The largest official gathering of the year, RailsConf brings together top talent, companies, and project representatives from around the world. Learn and build with the best in sessions, workshops, keynotes and parties.
Typing an existing Rails application can be seen as a daunting task. But is it really? What if gradual typing could be applied... gradually?
Together, we'll be typing a real-world Rails application running in production. Using Sorbet and Tapioca, we'll show step by step that making your application type safe doesn't have to be scary!
Whether you're just getting started with Ruby on Rails or you're calling the technical shots for your team, come and see how gradual typing can improve your developer experience and make your life easier.
This workshop will walk you through the basics of setting up tmux and vim with a focus on having meaningful information in the right places. I'll walk through some basics, like setting Powerline up in both tmux and vim. More importantly, though, I will show you how to customize those tools so that you have contextually meaningful information. For example, maybe you want to see the current weather conditions in your tmux statusline, or you want to see what lines you've modified in a file (git status). We will walk through those examples, and more!

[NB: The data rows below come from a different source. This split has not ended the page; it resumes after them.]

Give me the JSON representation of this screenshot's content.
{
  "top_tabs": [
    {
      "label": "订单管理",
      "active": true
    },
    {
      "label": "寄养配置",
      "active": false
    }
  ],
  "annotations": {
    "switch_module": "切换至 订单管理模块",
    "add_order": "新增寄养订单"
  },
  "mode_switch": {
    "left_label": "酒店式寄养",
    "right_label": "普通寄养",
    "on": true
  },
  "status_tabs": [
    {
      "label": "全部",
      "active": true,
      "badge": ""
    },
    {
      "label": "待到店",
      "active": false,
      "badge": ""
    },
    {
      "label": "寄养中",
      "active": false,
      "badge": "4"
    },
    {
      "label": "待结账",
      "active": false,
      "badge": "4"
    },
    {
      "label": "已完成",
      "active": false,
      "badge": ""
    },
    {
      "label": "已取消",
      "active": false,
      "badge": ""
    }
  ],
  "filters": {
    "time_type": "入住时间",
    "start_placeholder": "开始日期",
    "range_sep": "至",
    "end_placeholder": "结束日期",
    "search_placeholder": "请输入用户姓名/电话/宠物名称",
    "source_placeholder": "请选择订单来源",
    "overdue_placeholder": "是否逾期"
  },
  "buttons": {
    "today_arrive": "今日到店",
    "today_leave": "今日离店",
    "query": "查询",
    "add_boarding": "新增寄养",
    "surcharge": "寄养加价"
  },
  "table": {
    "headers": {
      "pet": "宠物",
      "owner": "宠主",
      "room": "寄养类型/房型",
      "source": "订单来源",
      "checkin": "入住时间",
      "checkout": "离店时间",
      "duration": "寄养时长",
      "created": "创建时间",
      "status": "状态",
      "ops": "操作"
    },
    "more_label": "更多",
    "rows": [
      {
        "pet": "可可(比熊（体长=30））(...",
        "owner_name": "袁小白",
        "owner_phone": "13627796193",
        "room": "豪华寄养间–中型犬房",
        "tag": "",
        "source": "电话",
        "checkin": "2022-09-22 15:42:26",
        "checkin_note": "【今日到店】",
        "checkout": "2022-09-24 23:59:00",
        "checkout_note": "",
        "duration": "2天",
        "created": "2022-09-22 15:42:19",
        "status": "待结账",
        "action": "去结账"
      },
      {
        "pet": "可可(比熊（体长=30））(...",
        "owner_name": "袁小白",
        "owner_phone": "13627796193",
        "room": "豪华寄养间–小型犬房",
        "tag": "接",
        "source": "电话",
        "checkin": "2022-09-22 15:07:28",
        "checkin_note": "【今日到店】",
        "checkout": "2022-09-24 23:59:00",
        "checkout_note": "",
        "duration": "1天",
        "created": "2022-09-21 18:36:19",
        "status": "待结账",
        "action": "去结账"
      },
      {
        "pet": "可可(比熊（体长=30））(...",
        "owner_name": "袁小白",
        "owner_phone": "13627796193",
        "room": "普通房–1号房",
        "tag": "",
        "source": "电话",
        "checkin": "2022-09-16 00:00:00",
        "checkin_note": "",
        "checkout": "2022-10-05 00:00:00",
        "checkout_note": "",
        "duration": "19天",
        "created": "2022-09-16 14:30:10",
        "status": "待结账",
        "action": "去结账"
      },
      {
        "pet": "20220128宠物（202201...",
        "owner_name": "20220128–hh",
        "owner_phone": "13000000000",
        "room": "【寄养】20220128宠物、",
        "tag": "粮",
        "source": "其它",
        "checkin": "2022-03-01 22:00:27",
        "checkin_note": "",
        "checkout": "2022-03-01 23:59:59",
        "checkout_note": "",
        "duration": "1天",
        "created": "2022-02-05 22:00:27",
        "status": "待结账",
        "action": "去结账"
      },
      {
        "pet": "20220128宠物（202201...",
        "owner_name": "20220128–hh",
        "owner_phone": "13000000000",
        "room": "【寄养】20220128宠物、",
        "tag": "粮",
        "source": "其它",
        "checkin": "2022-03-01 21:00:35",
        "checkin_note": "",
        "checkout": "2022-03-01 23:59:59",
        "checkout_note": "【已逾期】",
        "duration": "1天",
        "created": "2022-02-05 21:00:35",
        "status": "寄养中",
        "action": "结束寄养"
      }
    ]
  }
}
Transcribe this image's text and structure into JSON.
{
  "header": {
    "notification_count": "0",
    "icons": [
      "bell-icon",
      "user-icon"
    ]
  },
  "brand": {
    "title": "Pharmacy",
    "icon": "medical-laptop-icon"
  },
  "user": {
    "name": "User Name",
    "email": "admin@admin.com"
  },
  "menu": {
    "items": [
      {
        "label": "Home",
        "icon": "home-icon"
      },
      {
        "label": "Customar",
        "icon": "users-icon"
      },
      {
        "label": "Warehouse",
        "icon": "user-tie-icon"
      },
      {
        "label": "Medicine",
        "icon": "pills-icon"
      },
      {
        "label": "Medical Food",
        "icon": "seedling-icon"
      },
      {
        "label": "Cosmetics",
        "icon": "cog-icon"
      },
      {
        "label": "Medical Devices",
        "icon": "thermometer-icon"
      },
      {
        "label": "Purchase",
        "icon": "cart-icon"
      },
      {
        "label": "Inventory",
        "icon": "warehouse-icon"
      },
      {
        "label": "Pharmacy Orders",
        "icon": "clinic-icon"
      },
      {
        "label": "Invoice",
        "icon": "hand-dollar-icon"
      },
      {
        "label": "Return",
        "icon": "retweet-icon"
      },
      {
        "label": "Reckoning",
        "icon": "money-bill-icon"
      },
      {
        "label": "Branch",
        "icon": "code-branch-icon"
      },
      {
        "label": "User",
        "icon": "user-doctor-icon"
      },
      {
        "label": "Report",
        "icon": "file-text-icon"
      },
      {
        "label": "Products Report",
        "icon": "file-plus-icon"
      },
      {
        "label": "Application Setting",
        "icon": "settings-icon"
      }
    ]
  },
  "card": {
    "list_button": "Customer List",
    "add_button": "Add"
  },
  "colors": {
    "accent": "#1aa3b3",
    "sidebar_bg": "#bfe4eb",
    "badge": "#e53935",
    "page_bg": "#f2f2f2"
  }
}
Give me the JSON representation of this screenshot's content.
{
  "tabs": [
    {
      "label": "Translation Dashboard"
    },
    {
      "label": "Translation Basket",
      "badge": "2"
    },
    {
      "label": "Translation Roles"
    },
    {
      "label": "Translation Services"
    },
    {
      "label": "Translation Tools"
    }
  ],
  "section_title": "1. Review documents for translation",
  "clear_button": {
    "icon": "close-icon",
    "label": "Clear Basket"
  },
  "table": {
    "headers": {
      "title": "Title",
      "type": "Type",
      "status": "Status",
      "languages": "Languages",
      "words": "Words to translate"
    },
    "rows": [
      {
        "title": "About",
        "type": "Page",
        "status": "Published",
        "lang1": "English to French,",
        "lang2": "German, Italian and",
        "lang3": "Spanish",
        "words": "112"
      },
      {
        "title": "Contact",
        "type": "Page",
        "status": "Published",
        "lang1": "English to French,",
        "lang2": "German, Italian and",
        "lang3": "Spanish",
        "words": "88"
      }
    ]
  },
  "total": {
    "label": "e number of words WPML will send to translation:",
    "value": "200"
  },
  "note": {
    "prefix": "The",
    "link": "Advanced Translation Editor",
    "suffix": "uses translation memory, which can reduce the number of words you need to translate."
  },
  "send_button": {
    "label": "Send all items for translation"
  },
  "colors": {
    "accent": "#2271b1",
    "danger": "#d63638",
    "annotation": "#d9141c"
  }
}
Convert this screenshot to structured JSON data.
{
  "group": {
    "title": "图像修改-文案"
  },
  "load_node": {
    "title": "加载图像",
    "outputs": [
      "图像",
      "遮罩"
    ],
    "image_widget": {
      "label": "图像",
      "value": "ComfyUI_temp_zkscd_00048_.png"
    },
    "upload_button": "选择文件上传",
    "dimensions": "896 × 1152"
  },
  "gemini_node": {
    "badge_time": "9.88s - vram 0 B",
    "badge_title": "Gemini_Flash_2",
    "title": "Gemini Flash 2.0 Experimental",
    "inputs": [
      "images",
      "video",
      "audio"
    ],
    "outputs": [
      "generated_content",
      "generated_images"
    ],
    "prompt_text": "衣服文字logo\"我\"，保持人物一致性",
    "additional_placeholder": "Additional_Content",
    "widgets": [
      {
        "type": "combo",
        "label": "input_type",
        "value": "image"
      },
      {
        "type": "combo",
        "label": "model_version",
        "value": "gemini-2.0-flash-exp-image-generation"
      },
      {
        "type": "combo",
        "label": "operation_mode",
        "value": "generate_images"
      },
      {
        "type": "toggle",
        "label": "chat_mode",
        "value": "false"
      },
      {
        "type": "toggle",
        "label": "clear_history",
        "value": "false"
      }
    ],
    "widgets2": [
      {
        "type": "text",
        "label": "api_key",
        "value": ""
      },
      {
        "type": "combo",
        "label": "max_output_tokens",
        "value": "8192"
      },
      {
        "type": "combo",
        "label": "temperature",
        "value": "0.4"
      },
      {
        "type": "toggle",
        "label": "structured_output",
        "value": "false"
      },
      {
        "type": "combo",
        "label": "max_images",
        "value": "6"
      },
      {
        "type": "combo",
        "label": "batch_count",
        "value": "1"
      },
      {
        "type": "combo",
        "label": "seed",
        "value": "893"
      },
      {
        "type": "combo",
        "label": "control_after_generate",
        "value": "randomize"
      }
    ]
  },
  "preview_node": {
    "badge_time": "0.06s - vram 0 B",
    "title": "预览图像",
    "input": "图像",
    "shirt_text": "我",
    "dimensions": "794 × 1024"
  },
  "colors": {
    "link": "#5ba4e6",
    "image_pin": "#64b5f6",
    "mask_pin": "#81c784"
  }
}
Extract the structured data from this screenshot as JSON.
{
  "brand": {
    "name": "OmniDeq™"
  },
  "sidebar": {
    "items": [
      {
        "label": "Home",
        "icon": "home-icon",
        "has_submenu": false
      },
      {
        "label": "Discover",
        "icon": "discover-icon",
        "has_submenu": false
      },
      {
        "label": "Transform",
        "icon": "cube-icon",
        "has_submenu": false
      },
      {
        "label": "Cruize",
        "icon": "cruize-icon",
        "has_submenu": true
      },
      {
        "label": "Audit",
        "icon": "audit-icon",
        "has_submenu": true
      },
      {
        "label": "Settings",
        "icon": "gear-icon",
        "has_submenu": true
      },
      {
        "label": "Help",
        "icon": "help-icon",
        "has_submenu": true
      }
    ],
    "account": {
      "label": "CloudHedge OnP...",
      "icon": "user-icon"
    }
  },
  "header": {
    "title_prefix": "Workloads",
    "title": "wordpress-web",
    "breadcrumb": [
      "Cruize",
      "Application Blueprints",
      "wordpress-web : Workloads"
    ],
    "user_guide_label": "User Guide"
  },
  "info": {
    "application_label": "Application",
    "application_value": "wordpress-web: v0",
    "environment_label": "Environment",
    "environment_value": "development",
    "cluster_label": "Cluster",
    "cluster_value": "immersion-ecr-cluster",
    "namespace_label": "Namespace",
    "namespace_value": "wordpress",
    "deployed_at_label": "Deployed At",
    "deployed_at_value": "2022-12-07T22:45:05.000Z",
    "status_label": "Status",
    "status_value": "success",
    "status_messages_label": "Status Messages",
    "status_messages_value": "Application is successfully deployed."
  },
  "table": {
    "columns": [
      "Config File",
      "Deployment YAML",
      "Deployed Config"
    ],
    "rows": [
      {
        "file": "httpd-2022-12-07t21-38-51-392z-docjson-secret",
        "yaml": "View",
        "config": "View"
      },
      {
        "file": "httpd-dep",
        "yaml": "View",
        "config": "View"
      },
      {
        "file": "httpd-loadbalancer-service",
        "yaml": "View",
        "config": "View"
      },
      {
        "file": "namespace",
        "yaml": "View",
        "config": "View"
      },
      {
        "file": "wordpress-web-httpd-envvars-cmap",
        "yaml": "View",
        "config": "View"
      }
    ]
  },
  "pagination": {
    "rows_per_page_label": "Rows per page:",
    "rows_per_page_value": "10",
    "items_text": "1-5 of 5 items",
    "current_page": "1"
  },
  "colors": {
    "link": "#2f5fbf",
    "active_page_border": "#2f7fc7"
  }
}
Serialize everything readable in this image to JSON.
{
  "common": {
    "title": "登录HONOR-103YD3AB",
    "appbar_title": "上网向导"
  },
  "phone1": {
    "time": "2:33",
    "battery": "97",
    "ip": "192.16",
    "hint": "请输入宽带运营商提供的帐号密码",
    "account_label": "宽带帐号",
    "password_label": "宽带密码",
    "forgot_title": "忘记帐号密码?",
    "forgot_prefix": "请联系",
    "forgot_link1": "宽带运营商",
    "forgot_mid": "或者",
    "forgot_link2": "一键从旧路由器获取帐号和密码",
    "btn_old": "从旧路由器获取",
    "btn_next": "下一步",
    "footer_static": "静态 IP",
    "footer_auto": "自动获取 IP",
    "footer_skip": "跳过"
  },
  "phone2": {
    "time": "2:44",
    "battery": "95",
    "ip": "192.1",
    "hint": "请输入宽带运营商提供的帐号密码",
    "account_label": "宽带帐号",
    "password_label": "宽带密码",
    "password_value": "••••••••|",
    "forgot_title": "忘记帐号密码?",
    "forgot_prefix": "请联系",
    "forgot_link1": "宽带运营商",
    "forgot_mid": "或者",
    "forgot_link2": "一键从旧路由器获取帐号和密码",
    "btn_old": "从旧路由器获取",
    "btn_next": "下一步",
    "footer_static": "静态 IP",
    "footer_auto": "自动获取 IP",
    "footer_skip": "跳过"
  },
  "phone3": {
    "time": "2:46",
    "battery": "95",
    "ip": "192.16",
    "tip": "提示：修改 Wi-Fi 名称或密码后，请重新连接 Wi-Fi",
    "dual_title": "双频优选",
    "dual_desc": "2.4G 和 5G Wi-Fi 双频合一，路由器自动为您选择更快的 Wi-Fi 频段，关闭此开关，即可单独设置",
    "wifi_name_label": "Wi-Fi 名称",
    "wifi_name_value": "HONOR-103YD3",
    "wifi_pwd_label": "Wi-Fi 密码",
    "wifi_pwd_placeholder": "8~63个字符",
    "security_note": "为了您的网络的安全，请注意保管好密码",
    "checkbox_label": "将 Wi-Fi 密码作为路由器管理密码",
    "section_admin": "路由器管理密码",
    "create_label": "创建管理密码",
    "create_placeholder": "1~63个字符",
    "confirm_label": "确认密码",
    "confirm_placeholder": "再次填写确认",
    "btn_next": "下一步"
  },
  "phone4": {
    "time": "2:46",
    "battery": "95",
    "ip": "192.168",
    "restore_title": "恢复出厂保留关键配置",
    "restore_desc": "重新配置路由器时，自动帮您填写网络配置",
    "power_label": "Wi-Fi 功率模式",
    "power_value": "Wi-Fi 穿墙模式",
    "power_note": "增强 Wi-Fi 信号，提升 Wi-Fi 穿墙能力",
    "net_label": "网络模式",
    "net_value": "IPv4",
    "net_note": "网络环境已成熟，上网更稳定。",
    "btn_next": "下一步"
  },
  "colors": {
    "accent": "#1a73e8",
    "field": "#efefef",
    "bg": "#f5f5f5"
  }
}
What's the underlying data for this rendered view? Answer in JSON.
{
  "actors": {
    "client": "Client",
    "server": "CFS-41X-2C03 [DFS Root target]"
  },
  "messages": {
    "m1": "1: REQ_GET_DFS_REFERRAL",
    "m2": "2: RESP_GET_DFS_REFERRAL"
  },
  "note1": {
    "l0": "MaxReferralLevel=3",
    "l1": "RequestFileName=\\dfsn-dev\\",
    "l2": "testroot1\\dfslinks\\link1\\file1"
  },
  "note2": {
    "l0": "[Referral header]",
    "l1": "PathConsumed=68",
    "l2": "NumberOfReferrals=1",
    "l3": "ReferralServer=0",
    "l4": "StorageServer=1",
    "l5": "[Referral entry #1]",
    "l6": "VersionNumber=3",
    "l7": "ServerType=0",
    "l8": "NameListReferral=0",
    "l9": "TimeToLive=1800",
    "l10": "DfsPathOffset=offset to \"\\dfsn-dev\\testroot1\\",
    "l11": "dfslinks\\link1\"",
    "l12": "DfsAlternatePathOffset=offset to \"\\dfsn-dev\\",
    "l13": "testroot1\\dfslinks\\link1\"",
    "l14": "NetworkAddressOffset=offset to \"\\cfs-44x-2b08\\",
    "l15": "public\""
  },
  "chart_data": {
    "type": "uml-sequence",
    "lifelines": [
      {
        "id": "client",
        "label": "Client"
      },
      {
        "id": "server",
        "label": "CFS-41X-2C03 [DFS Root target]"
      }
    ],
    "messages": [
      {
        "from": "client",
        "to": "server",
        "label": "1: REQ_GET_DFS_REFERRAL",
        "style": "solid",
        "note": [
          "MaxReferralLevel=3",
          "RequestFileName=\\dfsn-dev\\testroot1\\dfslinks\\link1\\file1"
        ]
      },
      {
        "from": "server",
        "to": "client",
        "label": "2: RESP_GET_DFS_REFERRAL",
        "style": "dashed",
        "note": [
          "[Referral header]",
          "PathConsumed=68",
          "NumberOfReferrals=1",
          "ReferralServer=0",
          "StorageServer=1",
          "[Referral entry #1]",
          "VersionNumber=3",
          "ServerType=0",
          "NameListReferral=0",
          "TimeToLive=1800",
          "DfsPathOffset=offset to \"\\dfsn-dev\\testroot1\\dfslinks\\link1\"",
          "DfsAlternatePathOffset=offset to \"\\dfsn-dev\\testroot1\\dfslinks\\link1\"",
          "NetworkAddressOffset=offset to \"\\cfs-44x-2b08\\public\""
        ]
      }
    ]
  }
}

Active Record is powerful, but what do you do when your application needs exceed AR’s features? Raw SQL is (often) not the answer because it is brittle, prone to error, and hard to change. In this workshop we’ll look at an alternative approach to handle challenging queries using Active Record and AREL. We’ll build a fully functional query builder using an open source front end package and write the backend Rails code. You’ll leave this workshop with a query builder component you can use in your own projects!
Upgrading Rails is easy, right? Sure, as long as you are upgrading your patch version. A Rails upgrade for a big application is not a trivial project: It took GitHub a year and a half to upgrade from Rails 3.2 to 5.2.
While upgrades have become easier with every new Rails version, your application has only become more complicated with every new dependency you added.
In this workshop you will learn a proven Rails upgrade process for major and minor version changes of Rails. You will leave this workshop with a roadmap to upgrade your Rails application.
Contributing to Open Source (OS) projects helps to level-up our skills, bolster our career trajectory, and aids social-impact projects in support of our communities. In this beginner-friendly workshop, we will go over the basics of contributing to OS, including sourcing great projects, claiming issues, and writing well thought-out commit messages. Bring your laptop, every attendee will contribute a pull request to a social-impact project, currently in production and being used by organizations like women's shelters and diaper banks, doing vital work in communities across the country!
Giving talks at tech conferences can be scary. The good news: everyone whose name is on this RailsConf 2022 program was at one point (maybe even right now!) giving a talk for the first time. The even better news: it is very possible to learn how to give a talk at a technical conference. The best news: we’ll start learning together at this workshop!
We’ll cover ideation, applying to conferences, and an overview of strategies for crafting and delivering talks. We will each leave this workshop with several ideas for talk topics, and the confidence to write a CFP for a conference.
Rails is marvelous about providing security controls by default, but there are limits to the magic and ways to interfere with the safety it provides. This workshop will focus on two classes of vulnerabilities: the most common, injection attacks, and one of the most interesting, deserializations attacks. But this isn’t a theoretical discussion. Participants will be asked to put on their black hats and exploit a vulnerable application, reminding us that what we plan for a user to do may not be the only thing they can do.